My brother keeps a fist to his mouth at night to keep his cries from being heard while he is asleep. He still has the nightmares, though he will not admit it. He tells me without using words. I am not like him. I am a child and yet not a child, violated and changed by what has passed; I wear the pleated skirt and smile of docility, but I keep a fire stoked high and hot within. I see that which is behind us as through fractal glass, and while I can obscure it from his view, I cannot deny its heavy presence in my own.
I see as though down a long hallway, the light pulsing at its end, behind a door, edges lined with red. I will capture, I will slay. I will stow it inside the fortress of my heart, those carnation-pink patched-plaster chambers. I coloured those walls myself. No sword, no fist, no fire breath can breach them. I swear my life. I swear my brother’s life. They do not have to know. They will never think to ask.
There is someone coming. A thumb finds my mouth, a pillow my head. My eyes close obediently like new shutters, no creaking, no sticking. Someone is warm and near, but they are stupid and think I am sleeping.
And perhaps I am. Perhaps I will wake in fuzzy footed pajamas with bells and flowers on my headboard, and there will be kisses and waffles and cartoons waiting for me in the next room.
Play will not be desperate but idle, and my imagination will fly beyond this cage of fear to a land with auburn-haired princesses and gnomes and fairy godmothers.
God is sobering for me, though He may be liquor for others.
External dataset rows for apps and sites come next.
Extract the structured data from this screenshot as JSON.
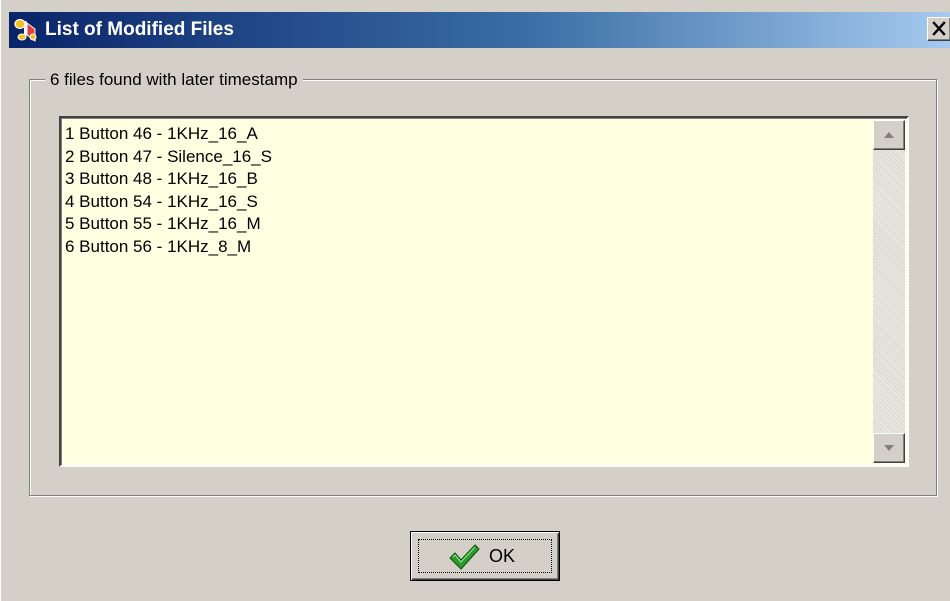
{
  "window": {
    "title": "List of Modified Files",
    "icon": "music-notes-app-icon",
    "close_icon": "close-x-icon"
  },
  "group": {
    "label": "6 files found with later timestamp"
  },
  "files": [
    "1 Button 46 - 1KHz_16_A",
    "2 Button 47 - Silence_16_S",
    "3 Button 48 - 1KHz_16_B",
    "4 Button 54 - 1KHz_16_S",
    "5 Button 55 - 1KHz_16_M",
    "6 Button 56 - 1KHz_8_M"
  ],
  "ok_button": {
    "label": "OK",
    "icon": "green-checkmark-icon"
  },
  "colors": {
    "title_start": "#0a246a",
    "title_end": "#a6caf0",
    "list_background": "#ffffe1",
    "dialog_face": "#d4d0c8",
    "checkmark": "#2e9a2e"
  }
}
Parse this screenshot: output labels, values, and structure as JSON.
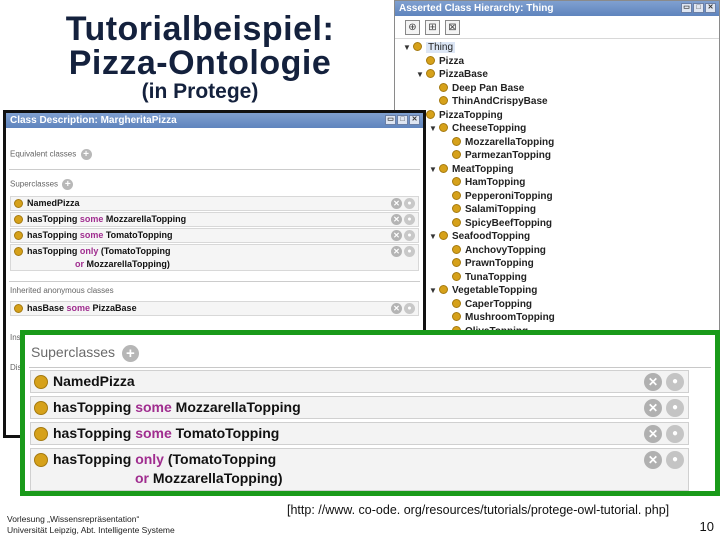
{
  "slide": {
    "title_line1": "Tutorialbeispiel:",
    "title_line2": "Pizza-Ontologie",
    "subtitle": "(in Protege)",
    "footer_line1": "Vorlesung „Wissensrepräsentation“",
    "footer_line2": "Universität Leipzig, Abt. Intelligente Systeme",
    "source_url": "[http: //www. co-ode. org/resources/tutorials/protege-owl-tutorial. php]",
    "page_number": "10"
  },
  "hierarchy": {
    "title": "Asserted Class Hierarchy: Thing",
    "items": [
      {
        "label": "Thing",
        "depth": 0,
        "expanded": true
      },
      {
        "label": "Pizza",
        "depth": 1,
        "expanded": null
      },
      {
        "label": "PizzaBase",
        "depth": 1,
        "expanded": true
      },
      {
        "label": "Deep Pan Base",
        "depth": 2,
        "expanded": null
      },
      {
        "label": "ThinAndCrispyBase",
        "depth": 2,
        "expanded": null
      },
      {
        "label": "PizzaTopping",
        "depth": 1,
        "expanded": true
      },
      {
        "label": "CheeseTopping",
        "depth": 2,
        "expanded": true
      },
      {
        "label": "MozzarellaTopping",
        "depth": 3,
        "expanded": null
      },
      {
        "label": "ParmezanTopping",
        "depth": 3,
        "expanded": null
      },
      {
        "label": "MeatTopping",
        "depth": 2,
        "expanded": true
      },
      {
        "label": "HamTopping",
        "depth": 3,
        "expanded": null
      },
      {
        "label": "PepperoniTopping",
        "depth": 3,
        "expanded": null
      },
      {
        "label": "SalamiTopping",
        "depth": 3,
        "expanded": null
      },
      {
        "label": "SpicyBeefTopping",
        "depth": 3,
        "expanded": null
      },
      {
        "label": "SeafoodTopping",
        "depth": 2,
        "expanded": true
      },
      {
        "label": "AnchovyTopping",
        "depth": 3,
        "expanded": null
      },
      {
        "label": "PrawnTopping",
        "depth": 3,
        "expanded": null
      },
      {
        "label": "TunaTopping",
        "depth": 3,
        "expanded": null
      },
      {
        "label": "VegetableTopping",
        "depth": 2,
        "expanded": true
      },
      {
        "label": "CaperTopping",
        "depth": 3,
        "expanded": null
      },
      {
        "label": "MushroomTopping",
        "depth": 3,
        "expanded": null
      },
      {
        "label": "OliveTopping",
        "depth": 3,
        "expanded": null
      }
    ]
  },
  "description": {
    "title": "Class Description: MargheritaPizza",
    "equivalent_label": "Equivalent classes",
    "superclasses_label": "Superclasses",
    "inherited_label": "Inherited anonymous classes",
    "truncated_label_1": "Ins",
    "truncated_label_2": "Dis",
    "superclasses": [
      {
        "parts": [
          {
            "t": "NamedPizza",
            "k": "n"
          }
        ]
      },
      {
        "parts": [
          {
            "t": "hasTopping ",
            "k": "n"
          },
          {
            "t": "some",
            "k": "kw"
          },
          {
            "t": " MozzarellaTopping",
            "k": "n"
          }
        ]
      },
      {
        "parts": [
          {
            "t": "hasTopping ",
            "k": "n"
          },
          {
            "t": "some",
            "k": "kw"
          },
          {
            "t": " TomatoTopping",
            "k": "n"
          }
        ]
      },
      {
        "parts": [
          {
            "t": "hasTopping ",
            "k": "n"
          },
          {
            "t": "only",
            "k": "kw"
          },
          {
            "t": " (TomatoTopping",
            "k": "n"
          }
        ],
        "line2": [
          {
            "t": "or",
            "k": "kw"
          },
          {
            "t": " MozzarellaTopping)",
            "k": "n"
          }
        ]
      }
    ],
    "inherited": [
      {
        "parts": [
          {
            "t": "hasBase ",
            "k": "n"
          },
          {
            "t": "some",
            "k": "kw"
          },
          {
            "t": " PizzaBase",
            "k": "n"
          }
        ]
      }
    ]
  },
  "zoom": {
    "label": "Superclasses",
    "rows": [
      {
        "parts": [
          {
            "t": "NamedPizza",
            "k": "n"
          }
        ]
      },
      {
        "parts": [
          {
            "t": "hasTopping ",
            "k": "n"
          },
          {
            "t": "some",
            "k": "kw"
          },
          {
            "t": " MozzarellaTopping",
            "k": "n"
          }
        ]
      },
      {
        "parts": [
          {
            "t": "hasTopping ",
            "k": "n"
          },
          {
            "t": "some",
            "k": "kw"
          },
          {
            "t": " TomatoTopping",
            "k": "n"
          }
        ]
      },
      {
        "parts": [
          {
            "t": "hasTopping ",
            "k": "n"
          },
          {
            "t": "only",
            "k": "kw"
          },
          {
            "t": " (TomatoTopping",
            "k": "n"
          }
        ],
        "line2": [
          {
            "t": "or",
            "k": "kw"
          },
          {
            "t": " MozzarellaTopping)",
            "k": "n"
          }
        ]
      }
    ]
  },
  "icons": {
    "class_icon": "class-circle-icon",
    "delete_icon": "delete-icon",
    "edit_icon": "edit-icon",
    "add_icon": "add-icon",
    "add_subclass": "add-subclass-icon",
    "add_sibling": "add-sibling-icon",
    "delete_class": "delete-class-icon"
  },
  "colors": {
    "title": "#14213d",
    "keyword": "#a02d8f",
    "class_icon": "#d6a11a",
    "zoom_border": "#1a9a1a",
    "header": "#6f92c7"
  }
}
They pass and we go unnoticed: two huddles of blanket and sleep-smashed hair, the same as any two of the other huddles; two thin, choke-faced children in a room of thin, choke-faced children. I touch my stomach, imagine my fist a mallet and I...